▶ **EXERCISE GOAL**: For the entries that follow, give the number of lines holding the string "Files" and nothing more.

▶ **TASK MATERIAL**:
________________

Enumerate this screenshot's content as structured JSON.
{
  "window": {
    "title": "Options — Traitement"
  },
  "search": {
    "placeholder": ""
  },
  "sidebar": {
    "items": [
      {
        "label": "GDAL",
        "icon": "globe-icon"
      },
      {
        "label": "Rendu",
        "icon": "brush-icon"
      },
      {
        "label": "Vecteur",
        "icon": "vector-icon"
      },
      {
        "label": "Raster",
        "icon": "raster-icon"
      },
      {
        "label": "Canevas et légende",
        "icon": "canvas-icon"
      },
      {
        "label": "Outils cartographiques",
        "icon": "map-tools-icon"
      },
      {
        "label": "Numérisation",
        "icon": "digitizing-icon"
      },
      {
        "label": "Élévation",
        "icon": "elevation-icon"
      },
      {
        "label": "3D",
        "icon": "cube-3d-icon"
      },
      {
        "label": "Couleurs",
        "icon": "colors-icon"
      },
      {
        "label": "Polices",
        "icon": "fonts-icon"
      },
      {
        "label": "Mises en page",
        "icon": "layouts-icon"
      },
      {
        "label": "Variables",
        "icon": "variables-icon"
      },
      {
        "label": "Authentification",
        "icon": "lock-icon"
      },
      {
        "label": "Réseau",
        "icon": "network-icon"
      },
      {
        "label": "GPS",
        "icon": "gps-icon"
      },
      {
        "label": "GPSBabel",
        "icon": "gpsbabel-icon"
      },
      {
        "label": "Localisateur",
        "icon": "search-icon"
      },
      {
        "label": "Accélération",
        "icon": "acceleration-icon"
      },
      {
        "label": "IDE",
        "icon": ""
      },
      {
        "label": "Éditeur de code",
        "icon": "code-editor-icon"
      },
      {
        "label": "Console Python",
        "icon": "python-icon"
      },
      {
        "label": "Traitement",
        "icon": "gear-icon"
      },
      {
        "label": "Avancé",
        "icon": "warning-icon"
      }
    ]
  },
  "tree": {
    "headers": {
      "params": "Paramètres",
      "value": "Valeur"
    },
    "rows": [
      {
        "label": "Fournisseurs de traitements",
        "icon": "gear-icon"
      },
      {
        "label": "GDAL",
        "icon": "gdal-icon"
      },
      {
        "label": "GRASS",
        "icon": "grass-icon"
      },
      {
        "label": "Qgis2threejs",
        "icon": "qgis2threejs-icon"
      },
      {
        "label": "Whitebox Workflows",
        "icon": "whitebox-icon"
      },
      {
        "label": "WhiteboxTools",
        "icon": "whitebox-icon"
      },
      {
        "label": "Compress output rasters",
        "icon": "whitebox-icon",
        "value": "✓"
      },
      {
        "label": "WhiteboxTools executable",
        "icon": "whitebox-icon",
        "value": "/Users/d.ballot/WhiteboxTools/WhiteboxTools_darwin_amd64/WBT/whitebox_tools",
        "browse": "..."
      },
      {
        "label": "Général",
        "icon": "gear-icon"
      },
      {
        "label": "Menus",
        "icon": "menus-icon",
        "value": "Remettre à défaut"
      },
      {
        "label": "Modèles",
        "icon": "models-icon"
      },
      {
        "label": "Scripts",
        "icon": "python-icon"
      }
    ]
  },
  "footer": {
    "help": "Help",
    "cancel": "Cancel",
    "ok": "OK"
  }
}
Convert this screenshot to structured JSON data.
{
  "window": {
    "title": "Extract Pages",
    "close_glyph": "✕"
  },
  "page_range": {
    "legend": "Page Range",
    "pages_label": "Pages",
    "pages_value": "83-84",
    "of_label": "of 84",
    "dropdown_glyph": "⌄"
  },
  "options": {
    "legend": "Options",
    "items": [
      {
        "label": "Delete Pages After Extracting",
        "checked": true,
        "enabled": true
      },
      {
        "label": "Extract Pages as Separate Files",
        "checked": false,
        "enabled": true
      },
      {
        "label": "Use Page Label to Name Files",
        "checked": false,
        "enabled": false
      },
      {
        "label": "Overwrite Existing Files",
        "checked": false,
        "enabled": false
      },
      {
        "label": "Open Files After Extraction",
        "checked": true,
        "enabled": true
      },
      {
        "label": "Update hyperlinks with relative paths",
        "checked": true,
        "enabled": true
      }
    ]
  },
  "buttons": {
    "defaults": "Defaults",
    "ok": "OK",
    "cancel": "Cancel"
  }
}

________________

▶ **THE COMPLETED TASK**: 4